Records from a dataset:
Content starts

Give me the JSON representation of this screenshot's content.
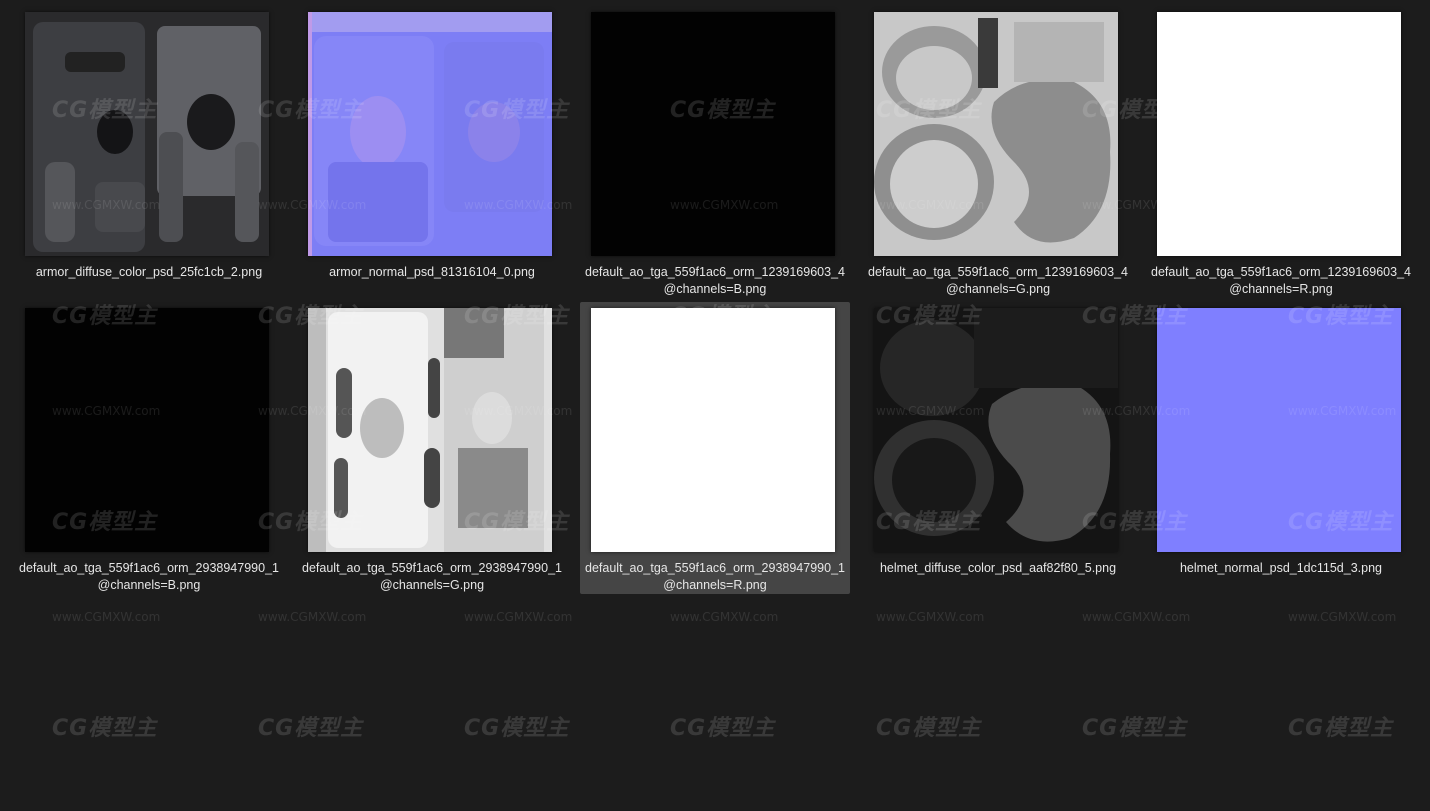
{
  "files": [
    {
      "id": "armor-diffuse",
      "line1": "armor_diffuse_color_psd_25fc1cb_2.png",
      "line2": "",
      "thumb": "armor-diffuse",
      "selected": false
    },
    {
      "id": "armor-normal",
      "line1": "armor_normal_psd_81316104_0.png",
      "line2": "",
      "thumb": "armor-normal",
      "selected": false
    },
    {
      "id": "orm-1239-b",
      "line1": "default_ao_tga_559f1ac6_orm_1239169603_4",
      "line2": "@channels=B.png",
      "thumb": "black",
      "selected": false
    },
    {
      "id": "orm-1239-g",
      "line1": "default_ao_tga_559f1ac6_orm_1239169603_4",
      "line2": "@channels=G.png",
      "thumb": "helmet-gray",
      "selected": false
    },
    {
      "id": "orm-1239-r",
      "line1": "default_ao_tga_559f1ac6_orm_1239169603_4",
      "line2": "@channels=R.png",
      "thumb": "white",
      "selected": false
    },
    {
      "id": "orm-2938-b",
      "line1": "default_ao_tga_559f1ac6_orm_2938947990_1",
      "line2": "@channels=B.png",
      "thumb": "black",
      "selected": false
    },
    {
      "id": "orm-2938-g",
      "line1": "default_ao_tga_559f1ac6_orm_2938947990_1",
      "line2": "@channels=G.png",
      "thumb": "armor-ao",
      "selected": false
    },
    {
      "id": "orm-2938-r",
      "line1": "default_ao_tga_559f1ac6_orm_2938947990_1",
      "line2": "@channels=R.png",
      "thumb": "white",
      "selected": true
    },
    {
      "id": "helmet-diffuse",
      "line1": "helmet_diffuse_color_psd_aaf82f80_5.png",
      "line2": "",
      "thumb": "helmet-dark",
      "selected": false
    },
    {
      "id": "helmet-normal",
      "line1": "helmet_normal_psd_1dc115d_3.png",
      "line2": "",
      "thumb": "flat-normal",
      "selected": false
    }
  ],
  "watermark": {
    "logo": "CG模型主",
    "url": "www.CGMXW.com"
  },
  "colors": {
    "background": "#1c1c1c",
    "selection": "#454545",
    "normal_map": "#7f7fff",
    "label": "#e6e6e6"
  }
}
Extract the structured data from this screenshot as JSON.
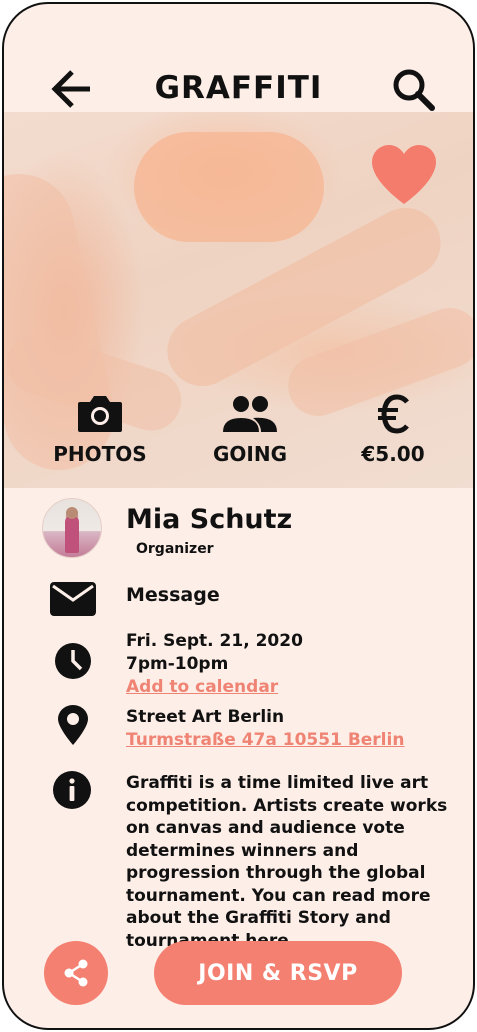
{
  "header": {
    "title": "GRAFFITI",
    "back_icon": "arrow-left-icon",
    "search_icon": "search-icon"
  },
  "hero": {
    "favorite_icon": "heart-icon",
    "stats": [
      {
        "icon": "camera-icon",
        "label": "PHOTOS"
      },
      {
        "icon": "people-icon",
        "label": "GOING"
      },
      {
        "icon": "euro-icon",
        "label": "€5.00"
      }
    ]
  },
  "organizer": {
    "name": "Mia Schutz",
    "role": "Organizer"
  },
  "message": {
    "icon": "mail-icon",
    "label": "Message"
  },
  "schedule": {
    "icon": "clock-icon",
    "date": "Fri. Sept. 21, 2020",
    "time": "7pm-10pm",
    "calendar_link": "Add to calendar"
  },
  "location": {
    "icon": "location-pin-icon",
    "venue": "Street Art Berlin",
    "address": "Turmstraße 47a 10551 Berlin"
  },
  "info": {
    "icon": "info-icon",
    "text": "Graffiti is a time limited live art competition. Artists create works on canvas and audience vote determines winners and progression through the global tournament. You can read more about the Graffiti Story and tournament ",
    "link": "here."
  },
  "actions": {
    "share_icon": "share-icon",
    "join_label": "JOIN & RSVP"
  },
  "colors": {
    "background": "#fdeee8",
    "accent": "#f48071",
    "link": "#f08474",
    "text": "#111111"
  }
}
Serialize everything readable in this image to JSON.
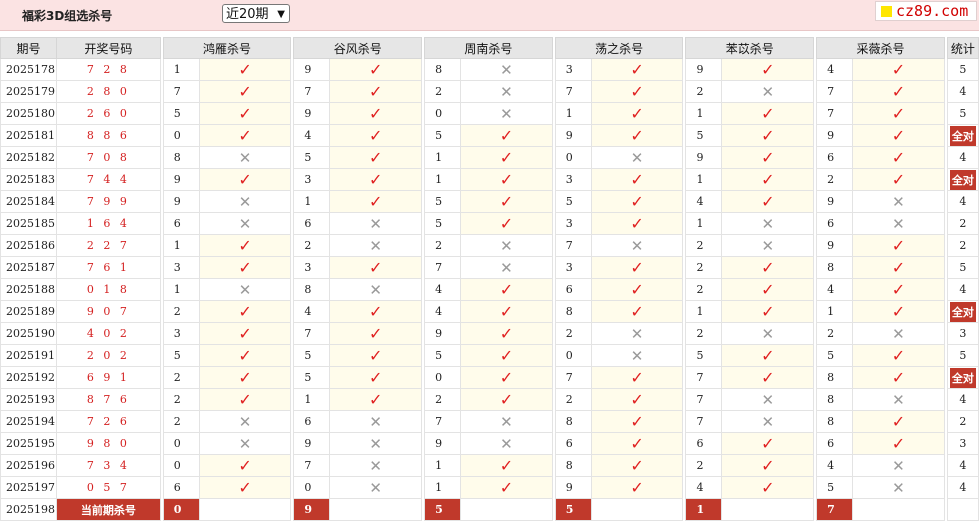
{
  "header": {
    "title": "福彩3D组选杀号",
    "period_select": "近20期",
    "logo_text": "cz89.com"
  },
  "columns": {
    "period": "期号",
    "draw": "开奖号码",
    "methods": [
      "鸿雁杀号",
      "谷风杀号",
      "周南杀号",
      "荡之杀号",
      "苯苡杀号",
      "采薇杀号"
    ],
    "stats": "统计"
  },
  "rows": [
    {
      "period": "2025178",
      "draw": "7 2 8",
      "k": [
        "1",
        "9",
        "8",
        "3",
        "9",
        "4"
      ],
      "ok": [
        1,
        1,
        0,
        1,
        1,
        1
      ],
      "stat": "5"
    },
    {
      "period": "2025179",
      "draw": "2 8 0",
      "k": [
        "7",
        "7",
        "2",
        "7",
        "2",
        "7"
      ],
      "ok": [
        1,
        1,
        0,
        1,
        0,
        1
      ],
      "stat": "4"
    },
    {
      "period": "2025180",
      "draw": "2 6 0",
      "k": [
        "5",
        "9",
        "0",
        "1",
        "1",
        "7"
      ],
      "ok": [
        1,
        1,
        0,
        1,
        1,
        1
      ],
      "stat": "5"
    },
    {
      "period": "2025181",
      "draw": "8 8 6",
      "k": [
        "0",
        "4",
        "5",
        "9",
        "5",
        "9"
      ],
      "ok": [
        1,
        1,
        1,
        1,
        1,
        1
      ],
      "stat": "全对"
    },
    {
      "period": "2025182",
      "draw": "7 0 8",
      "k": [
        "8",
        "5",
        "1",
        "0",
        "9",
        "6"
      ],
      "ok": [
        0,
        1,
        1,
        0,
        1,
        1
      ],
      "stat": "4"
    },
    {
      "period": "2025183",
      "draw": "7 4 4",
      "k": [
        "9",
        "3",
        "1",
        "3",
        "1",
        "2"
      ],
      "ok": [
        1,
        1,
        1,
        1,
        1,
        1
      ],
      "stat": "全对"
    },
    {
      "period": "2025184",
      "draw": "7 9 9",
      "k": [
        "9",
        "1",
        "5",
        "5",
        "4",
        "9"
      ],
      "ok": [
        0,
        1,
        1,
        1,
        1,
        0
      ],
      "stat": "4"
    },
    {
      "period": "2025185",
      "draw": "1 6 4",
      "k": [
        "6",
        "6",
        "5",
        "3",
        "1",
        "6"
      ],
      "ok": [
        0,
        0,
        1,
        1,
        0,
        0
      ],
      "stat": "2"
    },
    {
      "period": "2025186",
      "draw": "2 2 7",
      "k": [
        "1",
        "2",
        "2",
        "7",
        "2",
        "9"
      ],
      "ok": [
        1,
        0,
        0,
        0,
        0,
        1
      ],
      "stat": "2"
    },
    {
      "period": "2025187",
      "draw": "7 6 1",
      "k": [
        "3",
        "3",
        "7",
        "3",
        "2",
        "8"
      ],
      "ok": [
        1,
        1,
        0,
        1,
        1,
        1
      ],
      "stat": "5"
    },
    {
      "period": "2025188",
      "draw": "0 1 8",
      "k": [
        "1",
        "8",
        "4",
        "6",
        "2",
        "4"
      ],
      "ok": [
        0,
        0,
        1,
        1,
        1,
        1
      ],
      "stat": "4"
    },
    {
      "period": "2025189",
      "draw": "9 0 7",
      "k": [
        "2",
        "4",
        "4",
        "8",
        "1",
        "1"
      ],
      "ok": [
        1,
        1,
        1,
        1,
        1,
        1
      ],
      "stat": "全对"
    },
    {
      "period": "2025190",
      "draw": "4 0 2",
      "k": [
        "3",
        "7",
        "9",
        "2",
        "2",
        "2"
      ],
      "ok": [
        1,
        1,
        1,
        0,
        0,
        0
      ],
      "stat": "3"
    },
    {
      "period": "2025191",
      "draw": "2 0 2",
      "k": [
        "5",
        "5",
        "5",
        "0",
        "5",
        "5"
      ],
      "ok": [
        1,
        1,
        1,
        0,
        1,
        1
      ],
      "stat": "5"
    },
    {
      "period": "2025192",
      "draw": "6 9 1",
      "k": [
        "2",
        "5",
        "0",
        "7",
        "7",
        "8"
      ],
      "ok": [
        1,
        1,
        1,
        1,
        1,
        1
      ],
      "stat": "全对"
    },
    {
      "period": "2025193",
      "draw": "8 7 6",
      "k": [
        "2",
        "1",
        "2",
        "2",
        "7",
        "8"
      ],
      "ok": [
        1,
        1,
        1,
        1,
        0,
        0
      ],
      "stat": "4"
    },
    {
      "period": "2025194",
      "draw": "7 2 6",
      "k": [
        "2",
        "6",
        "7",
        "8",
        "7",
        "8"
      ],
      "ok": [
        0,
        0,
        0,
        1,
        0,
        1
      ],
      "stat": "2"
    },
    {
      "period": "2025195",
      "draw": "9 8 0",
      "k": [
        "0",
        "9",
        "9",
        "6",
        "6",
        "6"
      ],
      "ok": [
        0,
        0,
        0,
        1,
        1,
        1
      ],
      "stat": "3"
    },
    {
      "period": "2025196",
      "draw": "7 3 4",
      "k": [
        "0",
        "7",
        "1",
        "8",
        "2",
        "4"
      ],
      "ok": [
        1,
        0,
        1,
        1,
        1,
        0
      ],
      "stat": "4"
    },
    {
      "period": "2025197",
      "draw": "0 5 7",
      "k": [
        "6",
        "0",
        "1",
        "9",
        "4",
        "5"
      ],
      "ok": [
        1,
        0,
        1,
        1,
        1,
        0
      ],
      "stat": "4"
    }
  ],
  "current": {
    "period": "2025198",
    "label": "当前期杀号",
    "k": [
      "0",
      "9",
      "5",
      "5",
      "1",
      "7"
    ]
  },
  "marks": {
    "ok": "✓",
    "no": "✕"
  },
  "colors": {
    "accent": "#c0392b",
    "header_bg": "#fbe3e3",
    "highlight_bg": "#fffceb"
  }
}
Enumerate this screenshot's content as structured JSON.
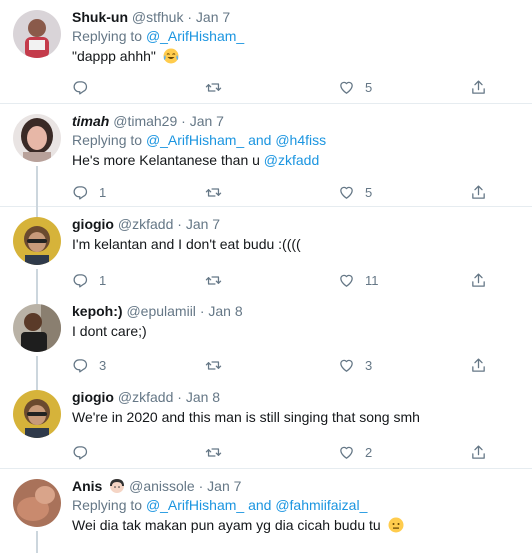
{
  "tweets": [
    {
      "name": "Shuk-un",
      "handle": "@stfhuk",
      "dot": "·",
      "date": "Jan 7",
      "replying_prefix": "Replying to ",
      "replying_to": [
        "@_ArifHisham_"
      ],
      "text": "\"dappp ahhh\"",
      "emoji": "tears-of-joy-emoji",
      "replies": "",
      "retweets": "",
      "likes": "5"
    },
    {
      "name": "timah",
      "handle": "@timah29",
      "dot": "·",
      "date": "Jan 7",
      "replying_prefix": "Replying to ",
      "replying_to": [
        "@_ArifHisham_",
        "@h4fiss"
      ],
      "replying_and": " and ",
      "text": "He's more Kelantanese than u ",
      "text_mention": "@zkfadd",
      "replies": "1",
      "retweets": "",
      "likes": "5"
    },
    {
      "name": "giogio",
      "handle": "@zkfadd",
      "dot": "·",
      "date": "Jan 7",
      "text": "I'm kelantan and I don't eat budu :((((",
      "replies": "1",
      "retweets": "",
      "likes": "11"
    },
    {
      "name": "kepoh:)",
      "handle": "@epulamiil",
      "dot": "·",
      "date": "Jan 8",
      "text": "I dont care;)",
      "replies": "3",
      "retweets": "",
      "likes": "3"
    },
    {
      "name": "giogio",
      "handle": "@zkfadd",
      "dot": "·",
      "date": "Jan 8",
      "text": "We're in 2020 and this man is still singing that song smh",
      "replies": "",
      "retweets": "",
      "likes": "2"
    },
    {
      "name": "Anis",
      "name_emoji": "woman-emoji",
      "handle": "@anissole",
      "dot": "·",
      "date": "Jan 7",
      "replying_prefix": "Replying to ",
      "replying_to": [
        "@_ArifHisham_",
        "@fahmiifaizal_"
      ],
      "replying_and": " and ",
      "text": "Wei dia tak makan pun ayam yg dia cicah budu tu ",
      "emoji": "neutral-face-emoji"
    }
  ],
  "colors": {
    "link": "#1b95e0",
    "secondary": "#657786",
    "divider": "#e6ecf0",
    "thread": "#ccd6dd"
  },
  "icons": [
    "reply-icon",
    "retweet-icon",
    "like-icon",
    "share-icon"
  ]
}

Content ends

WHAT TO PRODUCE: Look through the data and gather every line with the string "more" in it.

ANSWER TO THE EXERCISE:
    "text": "Graffiti is a time limited live art competition. Artists create works on canvas and audience vote determines winners and progression through the global tournament. You can read more about the Graffiti Story and tournament ",
      "text": "He's more Kelantanese than u ",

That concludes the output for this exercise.